The 12th Judicial District Recovery Court of Tennessee serves the counties of Franklin, Grundy, Marion, and Sequatchie, Bledsoe, and Rhea with a population of approximately 146,486. The 2018 annual combined alcohol/drug arrests totaled approximately 2,180 people. This includes arrests for drug and paraphernalia possession, manufacturing, distribution, etc., as well as arrests for public intoxication and DUI. This makes up about 25% of the total crime in the district. However, when total arrest numbers are adjusted to exclude miscellaneous crimes and include crimes that are likely to be associated with drugs/alcohol (ie. assault, theft/shoplifting, disorderly conduct), it is estimated that 80% or more of all crimes in the district have some association with drugs and alcohol. Anywhere from 50-85% of those responsible for these crimes are repeat offenders and have a documented history with the justice system.
When the Recovery Court was initiated in the district in 2005, the main issue at hand was methamphetamine production and distribution. While methamphetamine lab seizures have decreased exponentially in the past decade, the issue with addiction to the potent substance remains. There is also a new threat that has emerged in the area that has caused law enforcement, treatment providers and drug courts to shift their focus; the opioid epidemic. In 2017, the 12th Judicial District witnessed 31 deaths due to overdose; 16 of those caused by heroin, prescription opiates and the synthetic opiate Fentanyl.
Recovery Court is a sentencing alternative providing life-saving treatment to people living with substance abuse and mental health disorders, offering a public health response to addiction within the criminal justice system. The Drug Court Program targets non-violent adult offenders at high risk for re-offending that meet the criteria established for admission into the Drug Court Program. Those individuals accepted into the Drug Court Program receive an intensive and comprehensive array of treatment services, frequent alcohol/drug testing, and supervision. This is coupled with active judicial supervision, a system of graduated intermediate sanctions for program violations, and recognition/reward for compliance and progress within the program.
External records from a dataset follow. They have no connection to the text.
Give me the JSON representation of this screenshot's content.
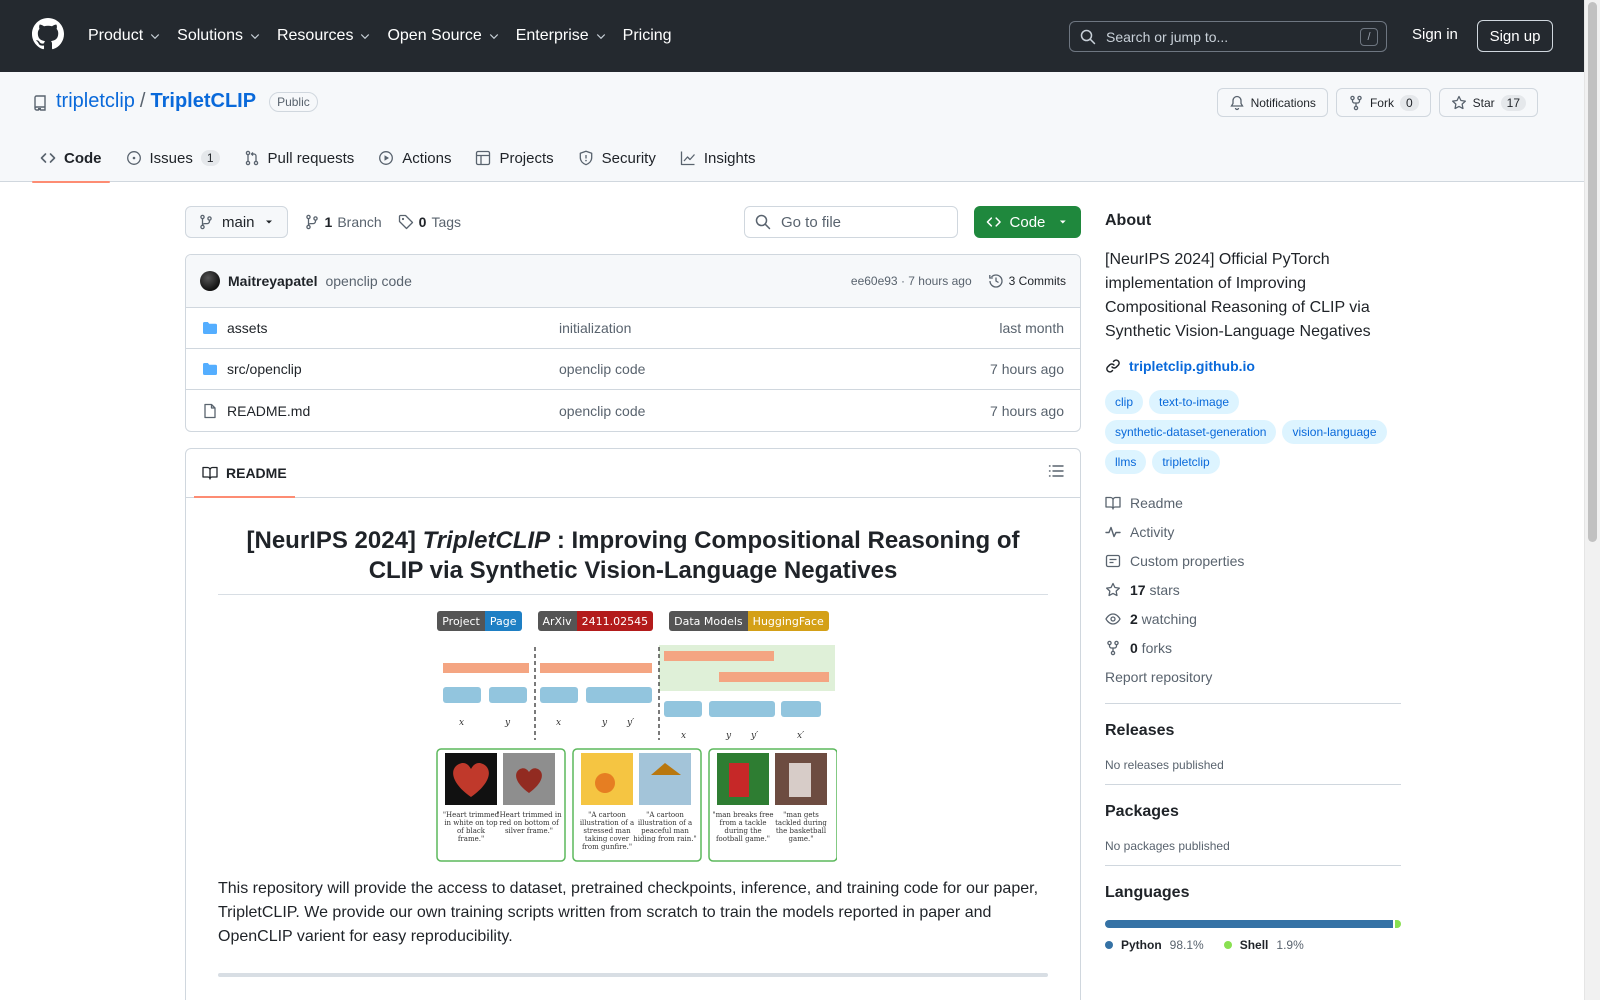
{
  "header": {
    "nav": [
      {
        "label": "Product",
        "dropdown": true
      },
      {
        "label": "Solutions",
        "dropdown": true
      },
      {
        "label": "Resources",
        "dropdown": true
      },
      {
        "label": "Open Source",
        "dropdown": true
      },
      {
        "label": "Enterprise",
        "dropdown": true
      },
      {
        "label": "Pricing",
        "dropdown": false
      }
    ],
    "search_placeholder": "Search or jump to...",
    "search_shortcut": "/",
    "sign_in": "Sign in",
    "sign_up": "Sign up"
  },
  "repo": {
    "owner": "tripletclip",
    "separator": "/",
    "name": "TripletCLIP",
    "visibility": "Public",
    "notifications_label": "Notifications",
    "fork_label": "Fork",
    "fork_count": "0",
    "star_label": "Star",
    "star_count": "17",
    "tabs": [
      {
        "label": "Code",
        "icon": "code-icon",
        "active": true,
        "count": ""
      },
      {
        "label": "Issues",
        "icon": "issue-icon",
        "active": false,
        "count": "1"
      },
      {
        "label": "Pull requests",
        "icon": "pull-request-icon",
        "active": false,
        "count": ""
      },
      {
        "label": "Actions",
        "icon": "play-icon",
        "active": false,
        "count": ""
      },
      {
        "label": "Projects",
        "icon": "table-icon",
        "active": false,
        "count": ""
      },
      {
        "label": "Security",
        "icon": "shield-icon",
        "active": false,
        "count": ""
      },
      {
        "label": "Insights",
        "icon": "graph-icon",
        "active": false,
        "count": ""
      }
    ]
  },
  "file_nav": {
    "branch": "main",
    "branch_count": "1",
    "branch_label": "Branch",
    "tag_count": "0",
    "tag_label": "Tags",
    "goto_placeholder": "Go to file",
    "code_button": "Code"
  },
  "last_commit": {
    "author": "Maitreyapatel",
    "message": "openclip code",
    "hash_time": "ee60e93 · 7 hours ago",
    "commits_label": "3 Commits"
  },
  "files": [
    {
      "name": "assets",
      "type": "folder",
      "commit": "initialization",
      "age": "last month"
    },
    {
      "name": "src/openclip",
      "type": "folder",
      "commit": "openclip code",
      "age": "7 hours ago"
    },
    {
      "name": "README.md",
      "type": "file",
      "commit": "openclip code",
      "age": "7 hours ago"
    }
  ],
  "readme": {
    "tab_label": "README",
    "title_prefix": "[NeurIPS 2024] ",
    "title_italic": "TripletCLIP",
    "title_rest": " : Improving Compositional Reasoning of CLIP via Synthetic Vision-Language Negatives",
    "badges": [
      {
        "left": "Project",
        "right": "Page",
        "color": "#1e7fc4"
      },
      {
        "left": "ArXiv",
        "right": "2411.02545",
        "color": "#b31b1b"
      },
      {
        "left": "Data Models",
        "right": "HuggingFace",
        "color": "#d4a017"
      }
    ],
    "paragraph": "This repository will provide the access to dataset, pretrained checkpoints, inference, and training code for our paper, TripletCLIP. We provide our own training scripts written from scratch to train the models reported in paper and OpenCLIP varient for easy reproducibility."
  },
  "about": {
    "title": "About",
    "description": "[NeurIPS 2024] Official PyTorch implementation of Improving Compositional Reasoning of CLIP via Synthetic Vision-Language Negatives",
    "homepage": "tripletclip.github.io",
    "topics": [
      "clip",
      "text-to-image",
      "synthetic-dataset-generation",
      "vision-language",
      "llms",
      "tripletclip"
    ],
    "links": [
      {
        "icon": "book-icon",
        "bold": "",
        "text": "Readme"
      },
      {
        "icon": "pulse-icon",
        "bold": "",
        "text": "Activity"
      },
      {
        "icon": "note-icon",
        "bold": "",
        "text": "Custom properties"
      },
      {
        "icon": "star-icon",
        "bold": "17",
        "text": " stars"
      },
      {
        "icon": "eye-icon",
        "bold": "2",
        "text": " watching"
      },
      {
        "icon": "fork-icon",
        "bold": "0",
        "text": " forks"
      }
    ],
    "report": "Report repository"
  },
  "releases": {
    "title": "Releases",
    "empty": "No releases published"
  },
  "packages": {
    "title": "Packages",
    "empty": "No packages published"
  },
  "languages": {
    "title": "Languages",
    "items": [
      {
        "name": "Python",
        "percent": "98.1%",
        "value": 98.1,
        "color": "#3572A5"
      },
      {
        "name": "Shell",
        "percent": "1.9%",
        "value": 1.9,
        "color": "#89e051"
      }
    ]
  },
  "colors": {
    "accent": "#0969da",
    "header_bg": "#24292f",
    "code_button": "#1f883d",
    "tab_underline": "#fd8c73"
  }
}
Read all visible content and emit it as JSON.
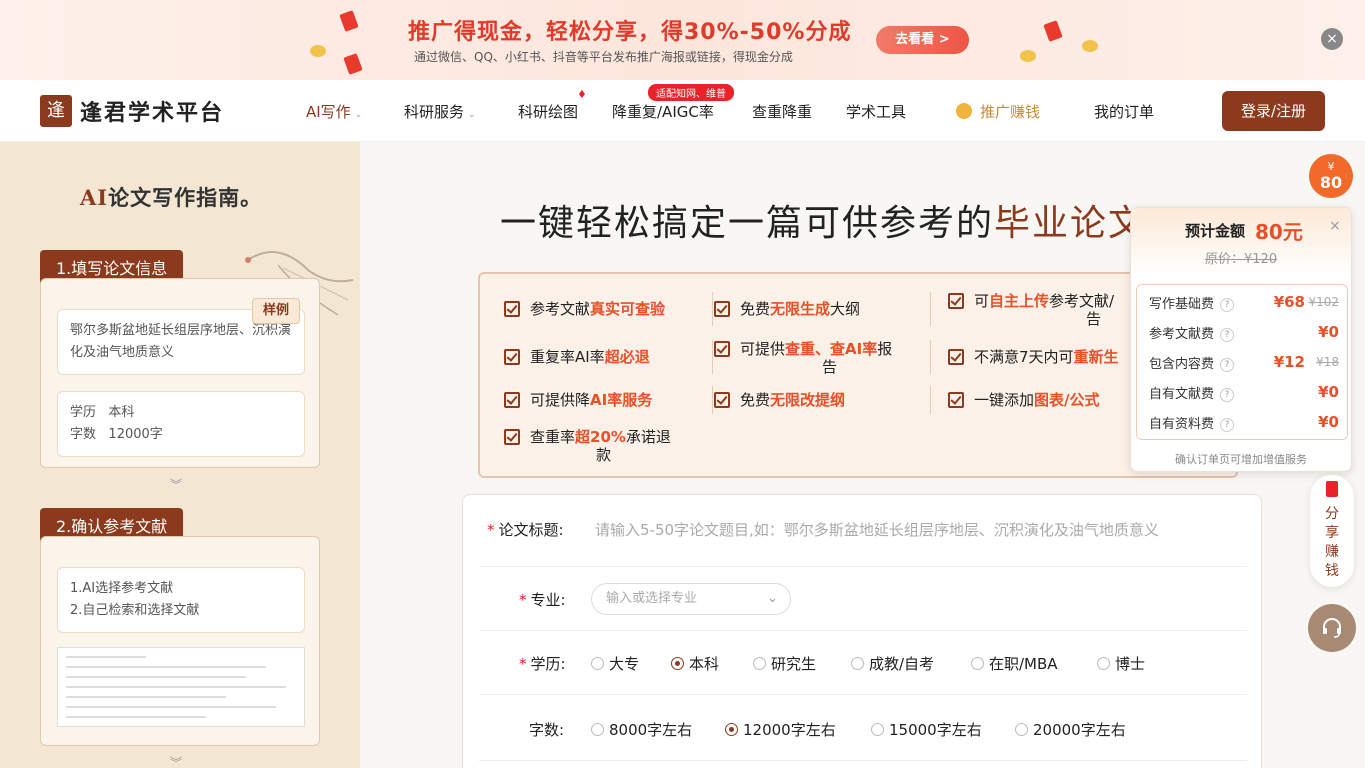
{
  "banner": {
    "title": "推广得现金，轻松分享，得30%-50%分成",
    "subtitle": "通过微信、QQ、小红书、抖音等平台发布推广海报或链接，得现金分成",
    "cta": "去看看 >",
    "close": "×"
  },
  "nav": {
    "logo_mark": "逢",
    "brand": "逢君学术平台",
    "items": [
      "AI写作",
      "科研服务",
      "科研绘图",
      "降重复/AIGC率",
      "查重降重",
      "学术工具",
      "推广赚钱",
      "我的订单"
    ],
    "tag": "适配知网、维普",
    "login": "登录/注册"
  },
  "guide": {
    "title_ai": "AI",
    "title_rest": "论文写作指南。",
    "step1": {
      "header": "1.填写论文信息",
      "sample": "样例",
      "example_title": "鄂尔多斯盆地延长组层序地层、沉积演化及油气地质意义",
      "degree_label": "学历",
      "degree_value": "本科",
      "words_label": "字数",
      "words_value": "12000字"
    },
    "step2": {
      "header": "2.确认参考文献",
      "line1": "1.AI选择参考文献",
      "line2": "2.自己检索和选择文献"
    }
  },
  "hero": {
    "text": "一键轻松搞定一篇可供参考的",
    "highlight": "毕业论文"
  },
  "features": [
    {
      "pre": "参考文献",
      "hl": "真实可查验",
      "post": ""
    },
    {
      "pre": "免费",
      "hl": "无限生成",
      "post": "大纲"
    },
    {
      "pre": "可",
      "hl": "自主上传",
      "post": "参考文献/"
    },
    {
      "pre": "重复率AI率",
      "hl": "超必退",
      "post": ""
    },
    {
      "pre": "可提供",
      "hl": "查重、查AI率",
      "post": "报"
    },
    {
      "pre": "不满意7天内可",
      "hl": "重新生",
      "post": ""
    },
    {
      "pre": "可提供降",
      "hl": "AI率服务",
      "post": ""
    },
    {
      "pre": "免费",
      "hl": "无限改提纲",
      "post": ""
    },
    {
      "pre": "一键添加",
      "hl": "图表/公式",
      "post": ""
    },
    {
      "pre": "查重率",
      "hl": "超20%",
      "post": "承诺退"
    }
  ],
  "feature_wraps": {
    "f3": "告",
    "f5": "告",
    "f10": "款"
  },
  "form": {
    "title_label": "论文标题:",
    "title_placeholder": "请输入5-50字论文题目,如：鄂尔多斯盆地延长组层序地层、沉积演化及油气地质意义",
    "major_label": "专业:",
    "major_placeholder": "输入或选择专业",
    "degree_label": "学历:",
    "degree_options": [
      "大专",
      "本科",
      "研究生",
      "成教/自考",
      "在职/MBA",
      "博士"
    ],
    "degree_selected": "本科",
    "words_label": "字数:",
    "words_options": [
      "8000字左右",
      "12000字左右",
      "15000字左右",
      "20000字左右"
    ],
    "words_selected": "12000字左右",
    "required_mark": "*"
  },
  "price": {
    "estimate_label": "预计金额",
    "amount": "80元",
    "original": "原价：¥120",
    "close": "×",
    "rows": [
      {
        "label": "写作基础费",
        "value": "¥68",
        "strike": "¥102"
      },
      {
        "label": "参考文献费",
        "value": "¥0",
        "strike": ""
      },
      {
        "label": "包含内容费",
        "value": "¥12",
        "strike": "¥18"
      },
      {
        "label": "自有文献费",
        "value": "¥0",
        "strike": ""
      },
      {
        "label": "自有资料费",
        "value": "¥0",
        "strike": ""
      }
    ],
    "help": "?",
    "footer": "确认订单页可增加增值服务"
  },
  "badge": {
    "symbol": "¥",
    "value": "80"
  },
  "share": {
    "chars": [
      "分",
      "享",
      "赚",
      "钱"
    ]
  },
  "colors": {
    "brand": "#8b3a1e",
    "accent": "#e8502a",
    "promo_red": "#e03a2a"
  }
}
Recovery Courts have proven to be a successful formula. An individual is only considered successful when he or she no longer exhibits criminal behavior, but also can secure and maintain employment, is living in the community paying bills and taxes, is taking care of any children involved and has become a responsible citizen. They are no longer a drain on the community, the government and the taxpayer, but are a contributing member of their community and continuously working hard to become a better person. The Court currently has a success rate of 84%. That is 84% of those sentenced into the program who successfully complete their sentence have not re-offended in the tracking period.
Want to see more statistical data about the impact Recovery Courts have on the communities they operate in?
Research has discovered that nationally 65% of all inmates meet requirements for substance abuse disorder and that alcohol and drugs account for 78% of violent crimes, 83% of property crimes and 77% of probation/parole violations. However only 11% of these individuals are offered help for their addiction. Nationally, 75% of Recovery Court graduates remain arrest-free for at least two years after leaving the program. When released from prison, 75% of offenders WILL RE-OFFEND in that two year period. Locally, the arrest-free ratio is 84%. Longer-term effects are still being researched. Scientific analyses have concluded that Recovery Courts reduce crime as much as 35% more than other sentencing options.
That's proven success!
Across the nation, for every $1.00 invested in Recovery Courts, taxpayers save as much as $3.36. This produces an annual cost savings ranging from $4,000-$12,000 per participant. In the 12th Judicial District, the cost of having a convicted felon in our program is approximately $11.26/day compared to $52/day for county incarceration and $72/day for state incarceration.
That's using resources to their maximum potential!
Nationally, family re-unification rates are 50% higher among Drug Court participants. In our local Recovery Court, we have witnessed a majority of our participants with children regain visitation rights, partial and even full custody of their kids. Many of our participants attend regular parenting classes. Recovery Court participants begin paying their child support immediately upon employment, something many of them have NEVER done.
That's teaching responsibility!
Studies show that unless substance abusing/addicted offenders are regularly supervised by a judge and held accountable, 70% will drop out of treatment prematurely. The 12th Judicial District Recovery Court maintains a program of intensive supervision and case management in order to provide the structure it's participants need to thrive. The program involves a six-phase framework that decreases in intensity as a participant achieves the standards required by each phase. On average, a participant has around 7 random drug screens a month.
That's support for recovery!
Research has proven that without a stable home and life environment, one's recovery is likely to suffer. By teaching our participant's standard life skills, requiring them to maintain full-time employment, acquire their own housing, driver's license and vehicle and repaying their actual debts to society, we show them the value in living an honest, clean and sober life. This in turn supports their recovery. They are living in the community, paying bills and taxes, contributing to and not draining from society. They are setting and achieving goals and becoming better individuals day by day.
That's our mission in action!